The larger ASA-Ohio is based in Columbus and is an affiliate member of Colleyville, Texas-based Automotive Service Association (ASA), which serves the automotive service/repair industry internationally through education, representation and member services. With 300-plus members statewide, the Ohio group has been associated with the national organization, and its predecessors, since 1955.
That year, the organization was established as the Independent Garage Owners of Ohio, Inc. and was affiliated with what was then known as the Independent Garage Owners of America, Inc. (IGOA). This became ASC (Automotive Service Counsel) which eventually merged with other organizations to become the ASA.

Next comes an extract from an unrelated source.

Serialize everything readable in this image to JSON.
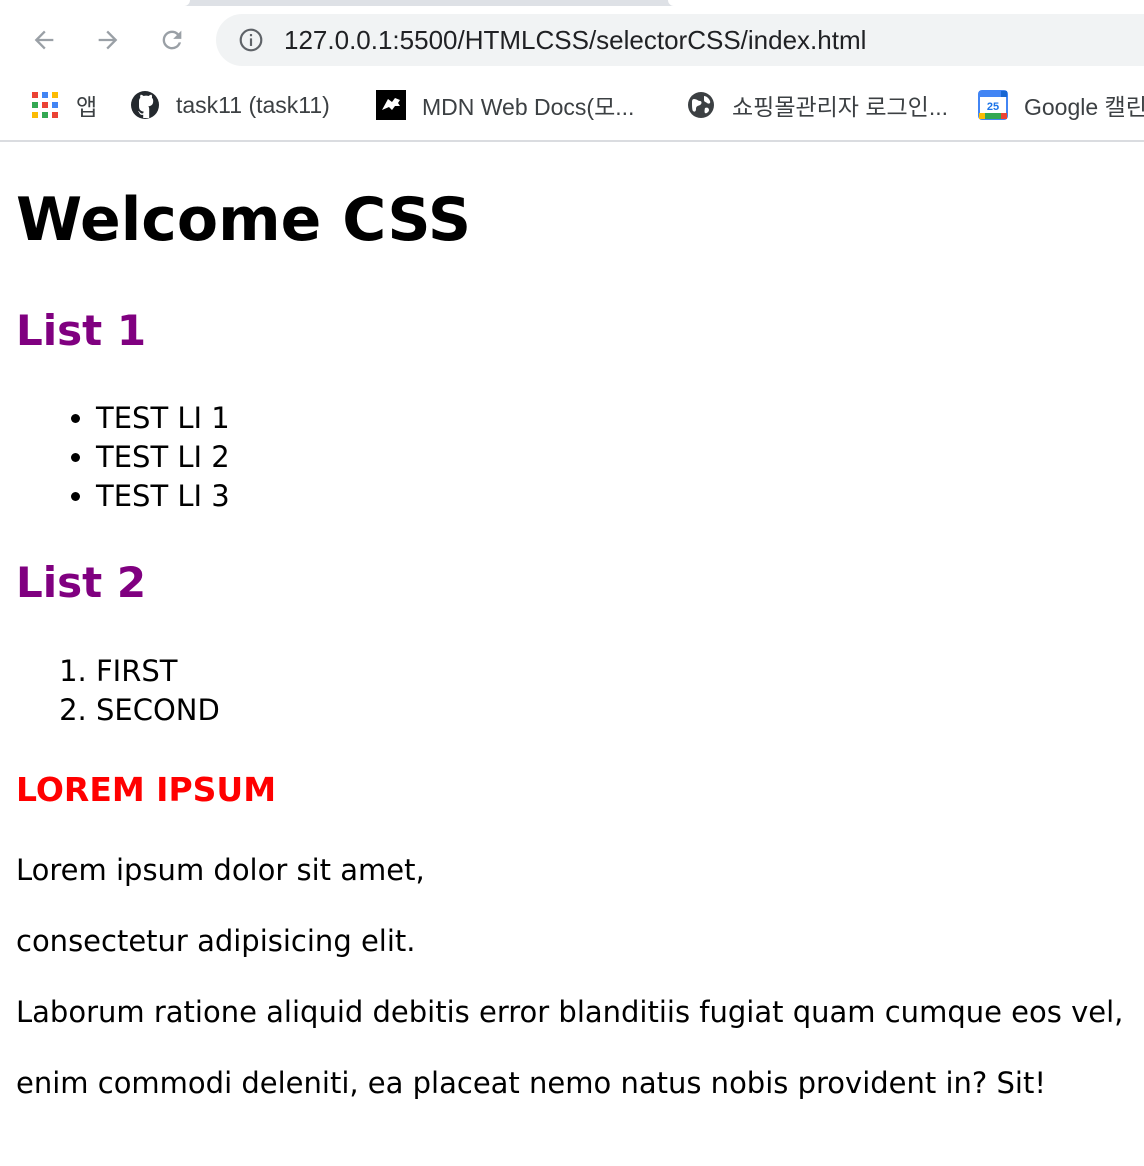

One ASA-Ohio member, Ron Nagy, AAM, owner of Nagy’s Collision Centers, Orrville, is the chairman of ASA’s national board of directors and is serving his second year as chairman of NACE, Oct. 10–13, in New Orleans.
The ASA-Ohio Board of Directors is elected annually from the designated region by the regional membership to represent each discipline—collision and mechanical. These are Mark Boutwell, AAM, Boutwell Collision Center (Findlay); Joseph Brinkman, Brinkman Service Center (Minster); Dennis Sterwerf, AAM, Fairfield Auto & Truck Service; Jeremiah Friesner, Jeremiah’s Automotive Service (Heath); Jeff Eggleston, Jeff’s Automotive Repair (New Carlisle); and Dane Patterson, Jasper Engines & Transmissions (Columbus).
Six members become officers on the Executive Committee by voting members of the board from a ballot presented by the Nominating Committee. These are President/Chairman Joe Sanfillipo, III, USA Collision Centers (Harrison and Cincinnati); Immediate Past President Daniel Torbeck, Torbeck’s Auto Repair (Cincinnati); President-Elect Jamie Chilcoat, AAM, C & C Tire of Harrison; Mechanical Division Chairman Matt Overbeck, Overbeck Auto Services Inc. (Cincinnati); Treasurer Frank Eich, Southside Automotive Inc. (Youngstown); and Assistant Treasurer Joseph Brinkman, Brinkman Service Center (Minster).
While ASA-Ohio does not hold an annual conference, the board meets quarterly. “Our quarterly board meetings generally contain training sessions that are hosted by our associate members and are open to all members to attend,” Sanfillipo says. “We try to move the meetings to a different region every quarter to allow all members a chance to attend a meeting close to home.”
ASA-Ohio provides education/ training, state representation and small-business solutions at a preferred rate. The organization retains a legislative and regulatory consulting firm to monitor and act on automotive-related issues, he explains.
The group is closely monitoring the State Farm parts procurement program with Parts Trader. “Our members have great concern on how this could adversely affect their businesses,” he says.
EPA 6H rule
EPA 6H rule is another important issue for the Ohioans. “Many shop owners don’t fully understand the rule and how it intersects with the Ohio EPA laws,” he says, noting that board member Sterwerf, a former board member of ASA’s national board of directors, is working closely with the Ohio EPA, the U.S. EPA and the membership.
Shop licensing is also of concern. “This hot-button issue affects both our mechanical and collision members,” Sanfillipo says. “Our members not only want to create a standard for our technicians and shop owners; we want to raise the standard in the industry and level the playing field for anyone wanting to do auto repair in Ohio.”
Repeated requests to the U.S. Alliance of Collision Professionals, Cincinnati, for information were unsuccessful.